Carly: One of the common threads this show seems to keep circling back to is the fact that it's OK to ask for help from people, it's OK to reach out when you feel like you're drowning because no one is going to know to throw you a life preserver otherwise. But once again, Zoey's ability to perceive what her loved ones are feeling via song comes in clutch here, because it leads her to the revelation that as much as her mom loves her dad, as devoted as she is to taking care of him, sometimes she just needs a break. When Mitch used the new keyboard they'd set up for him to encourage his wife to "let them help," it was just a reminder for the whole family of how important it is to share the load sometimes so one person doesn't get so overwhelmed and wind up being banned from the grocery store for life.
Courtney: I'm glad the lemonade was just lemonade. I was concerned there would be some maudlin realization that he was trying to say "make lemonade out of lemons" or something (ONLY BEYONCE IS ALLOWED) but no, Mitch just wanted some damn lemonade. SCREW YOU KAPPA ALPHA. But I love that. The fact is, in times of darkness and despair we search for this deeper meaning to make it worth it, but sometimes it's just lemonade. And that's OK too.
Carly: Now I want some lemonade.
Team Max vs. Team Simon
Courtney: I know it is a rule of television that there must be a love triangle, but my hope and prayer is that this show chooses to subvert it, Simon gets married happily ever after to Brie Ramachandran from Veep, and he and Zoey maintain this truly lovely friendship based on shared experiences and understanding. Lemonade can just be lemonade and friends can just be friends. Mo acting as the Primary Shipper audience stand-in is fun, but I hope it stays that way — just for fun. Besides, we know Autumn and her CBD hair oil isn't exactly long for this relationship world. In the meantime, I want to see Zoey try dating with this power — the first date heart song possibilities are too great to ignore.
Carly: Love triangles are just. So. Tired. Or maybe that's just me, I'm tired.
Courtney: I don't have the energy to like two people, I exhaust myself liking just the one. Even thinking about triangles makes me tired. I got D's in Geometry. Is that the one with the triangles? I literally don't know.
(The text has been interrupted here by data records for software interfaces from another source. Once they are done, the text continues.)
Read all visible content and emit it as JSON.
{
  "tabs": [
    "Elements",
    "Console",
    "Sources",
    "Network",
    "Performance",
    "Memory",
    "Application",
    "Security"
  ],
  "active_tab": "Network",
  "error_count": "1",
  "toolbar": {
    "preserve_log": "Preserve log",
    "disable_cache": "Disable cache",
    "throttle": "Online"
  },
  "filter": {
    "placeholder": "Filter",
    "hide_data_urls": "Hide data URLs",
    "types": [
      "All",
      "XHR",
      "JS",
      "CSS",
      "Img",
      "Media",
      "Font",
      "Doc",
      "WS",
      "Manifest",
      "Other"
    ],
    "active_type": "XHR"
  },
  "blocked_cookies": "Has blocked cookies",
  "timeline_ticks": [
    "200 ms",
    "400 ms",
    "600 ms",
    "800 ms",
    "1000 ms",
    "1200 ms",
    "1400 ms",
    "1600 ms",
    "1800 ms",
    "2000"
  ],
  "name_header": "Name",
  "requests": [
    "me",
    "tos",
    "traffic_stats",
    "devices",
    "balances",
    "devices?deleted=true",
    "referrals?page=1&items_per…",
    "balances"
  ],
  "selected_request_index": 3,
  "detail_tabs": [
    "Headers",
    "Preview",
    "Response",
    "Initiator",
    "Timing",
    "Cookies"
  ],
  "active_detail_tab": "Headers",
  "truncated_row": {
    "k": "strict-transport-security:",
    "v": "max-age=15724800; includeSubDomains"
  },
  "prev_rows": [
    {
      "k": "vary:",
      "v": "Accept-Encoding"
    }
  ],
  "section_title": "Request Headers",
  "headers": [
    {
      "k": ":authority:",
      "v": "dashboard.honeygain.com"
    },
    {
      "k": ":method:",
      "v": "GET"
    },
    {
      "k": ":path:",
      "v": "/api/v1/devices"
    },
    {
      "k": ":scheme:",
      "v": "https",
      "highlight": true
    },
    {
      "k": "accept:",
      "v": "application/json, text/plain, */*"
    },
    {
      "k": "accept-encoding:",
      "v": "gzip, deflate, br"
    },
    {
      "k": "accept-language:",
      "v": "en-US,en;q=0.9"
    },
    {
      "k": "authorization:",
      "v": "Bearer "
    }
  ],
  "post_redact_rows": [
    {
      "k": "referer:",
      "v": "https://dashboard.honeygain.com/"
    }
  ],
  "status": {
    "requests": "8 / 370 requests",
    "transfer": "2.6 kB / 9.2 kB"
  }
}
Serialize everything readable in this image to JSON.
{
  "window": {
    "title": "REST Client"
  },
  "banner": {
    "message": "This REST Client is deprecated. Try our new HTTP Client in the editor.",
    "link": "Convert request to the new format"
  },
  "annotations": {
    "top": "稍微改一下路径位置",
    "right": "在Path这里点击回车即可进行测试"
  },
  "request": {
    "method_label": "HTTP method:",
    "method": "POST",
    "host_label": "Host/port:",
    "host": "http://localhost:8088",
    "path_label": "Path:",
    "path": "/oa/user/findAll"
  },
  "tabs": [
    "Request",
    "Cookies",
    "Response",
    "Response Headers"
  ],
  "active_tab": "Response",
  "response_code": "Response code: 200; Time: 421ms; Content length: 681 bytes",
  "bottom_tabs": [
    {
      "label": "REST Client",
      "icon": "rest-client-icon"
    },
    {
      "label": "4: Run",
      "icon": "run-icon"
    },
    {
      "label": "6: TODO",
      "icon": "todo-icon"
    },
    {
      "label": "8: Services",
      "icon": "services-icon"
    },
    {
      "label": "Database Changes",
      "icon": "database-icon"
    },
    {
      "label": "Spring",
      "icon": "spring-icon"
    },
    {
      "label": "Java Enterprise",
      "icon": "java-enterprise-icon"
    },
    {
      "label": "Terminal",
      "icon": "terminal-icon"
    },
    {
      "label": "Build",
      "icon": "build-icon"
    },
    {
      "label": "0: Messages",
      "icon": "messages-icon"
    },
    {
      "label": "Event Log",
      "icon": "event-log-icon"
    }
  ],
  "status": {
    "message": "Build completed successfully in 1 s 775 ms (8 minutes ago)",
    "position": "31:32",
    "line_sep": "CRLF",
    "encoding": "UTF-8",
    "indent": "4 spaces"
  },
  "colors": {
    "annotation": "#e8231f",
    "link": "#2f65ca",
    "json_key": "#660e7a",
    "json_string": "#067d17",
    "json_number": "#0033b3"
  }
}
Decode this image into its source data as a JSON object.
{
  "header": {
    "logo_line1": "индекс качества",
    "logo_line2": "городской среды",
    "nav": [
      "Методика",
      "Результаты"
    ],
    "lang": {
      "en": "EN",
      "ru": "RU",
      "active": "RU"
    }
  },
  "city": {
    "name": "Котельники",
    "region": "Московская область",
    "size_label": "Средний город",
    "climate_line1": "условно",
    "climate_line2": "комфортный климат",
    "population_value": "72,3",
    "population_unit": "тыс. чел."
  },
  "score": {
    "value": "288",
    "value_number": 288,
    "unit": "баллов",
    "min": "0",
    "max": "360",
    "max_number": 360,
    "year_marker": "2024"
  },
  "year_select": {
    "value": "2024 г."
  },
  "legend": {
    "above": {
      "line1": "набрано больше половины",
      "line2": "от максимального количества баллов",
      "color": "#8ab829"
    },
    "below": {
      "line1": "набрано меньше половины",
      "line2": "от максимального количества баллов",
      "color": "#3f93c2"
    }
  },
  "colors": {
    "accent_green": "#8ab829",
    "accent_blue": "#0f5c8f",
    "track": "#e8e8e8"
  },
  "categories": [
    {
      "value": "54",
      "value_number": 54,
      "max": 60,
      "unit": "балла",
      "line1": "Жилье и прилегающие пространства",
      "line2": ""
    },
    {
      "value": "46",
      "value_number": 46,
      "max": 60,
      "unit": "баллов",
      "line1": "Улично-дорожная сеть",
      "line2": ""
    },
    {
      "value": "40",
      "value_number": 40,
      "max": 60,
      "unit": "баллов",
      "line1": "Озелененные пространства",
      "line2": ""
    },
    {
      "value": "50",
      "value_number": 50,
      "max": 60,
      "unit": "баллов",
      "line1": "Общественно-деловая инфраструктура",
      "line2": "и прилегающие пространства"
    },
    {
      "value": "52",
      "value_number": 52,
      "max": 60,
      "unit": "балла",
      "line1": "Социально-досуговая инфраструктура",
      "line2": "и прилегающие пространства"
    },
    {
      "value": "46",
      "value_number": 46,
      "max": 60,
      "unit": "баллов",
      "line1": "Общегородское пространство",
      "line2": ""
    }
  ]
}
Carly: I'm with you, though. Neither Max nor Simon is doing it for me in terms of who deserves to be endgame. Elevator pitch: Zoey goes on a disastrous first date montage and then decides she's better off being a Single Lady for a while. She's dealing with so much in her life right now that romance on top of everything else would feel like an additional stress to navigate and I do not like anything that makes Jane Levy stress on camera. I will say I loved everyone hanging out as buds this week, though. More of that, please!